Flipping houses is a sought-after investment preference for many people looking into investing. There is good money to be made there if you know what you are doing. How does one get started if you do not have your own money yet?
A conventional mortgage was designed to be in place for the long-term to help buyers purchase a long-term residence. As such, they are not as useful for a short-term investment like house-flipping. As investing in real estate through the fix and flip method became more and more popular, a new loan mtype was created to be the bridge between the property’s purchase and renovation costs and the buyer’s capital.
What Are Fix and Flip Loans?
Fix-and-flip loans are short-term loans, typically 6-12 months duration, that are used to cover the costs of purchasing and renovating a residential property. The loan is usually repaid with the proceeds from the sale of the renovated property.

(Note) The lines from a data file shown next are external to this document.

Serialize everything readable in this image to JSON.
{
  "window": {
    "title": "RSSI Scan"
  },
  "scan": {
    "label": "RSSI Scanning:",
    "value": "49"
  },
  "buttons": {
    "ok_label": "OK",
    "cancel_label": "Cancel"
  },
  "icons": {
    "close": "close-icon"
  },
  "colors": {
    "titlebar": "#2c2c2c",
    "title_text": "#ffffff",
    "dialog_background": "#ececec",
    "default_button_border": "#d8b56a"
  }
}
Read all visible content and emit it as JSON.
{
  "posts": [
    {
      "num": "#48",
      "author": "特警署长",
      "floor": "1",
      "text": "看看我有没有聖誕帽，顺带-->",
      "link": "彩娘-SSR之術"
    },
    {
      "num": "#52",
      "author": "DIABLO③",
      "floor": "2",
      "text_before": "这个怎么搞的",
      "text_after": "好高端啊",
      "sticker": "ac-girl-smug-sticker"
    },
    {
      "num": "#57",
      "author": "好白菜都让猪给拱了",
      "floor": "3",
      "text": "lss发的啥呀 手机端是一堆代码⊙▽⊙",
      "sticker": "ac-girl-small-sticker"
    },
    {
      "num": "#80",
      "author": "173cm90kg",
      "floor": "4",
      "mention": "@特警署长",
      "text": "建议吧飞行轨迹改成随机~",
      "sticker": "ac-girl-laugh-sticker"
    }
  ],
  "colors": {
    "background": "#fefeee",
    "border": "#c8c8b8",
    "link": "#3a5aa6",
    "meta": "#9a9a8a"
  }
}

Often, this type of property investment is purchased through a bank short sale, a foreclosure, probate or at auction. Then the buyer performs a range of improvements, from minor renovations to major reconstruction of the home and property. The home is then sold, hopefully for enough of a profit to repay the short-term loan and have plenty left over.
In the past when someone needed real estate financing, they usually had to go to an insurance company, government agency, or bank for the money. But the many strict requirements involved in qualifying for these types of loans made things impossible for the average real estate investor.
This is where private lenders came in. A private lender uses their own capital to finance investments, such as real estate. With different approval requirements than an agency has and a much faster pace than the usual financing process, private lenders have become an important asset to investors.
Besides the speed and flexibility of obtaining a fix-and-flip loan from a private investor, another advantage of this type of loan is that the collateral for the loan is the property being purchased with it.
If you are unable to pay back the loan in the agreed-upon time the property itself will revert ownership to the lender in payment for the loan. Usually none of your other assets are involved. With the fast and easy process to achieve the loan and the relatively low risk involved for both borrower and lender, it is no wonder fix-and-flip loans are so popular.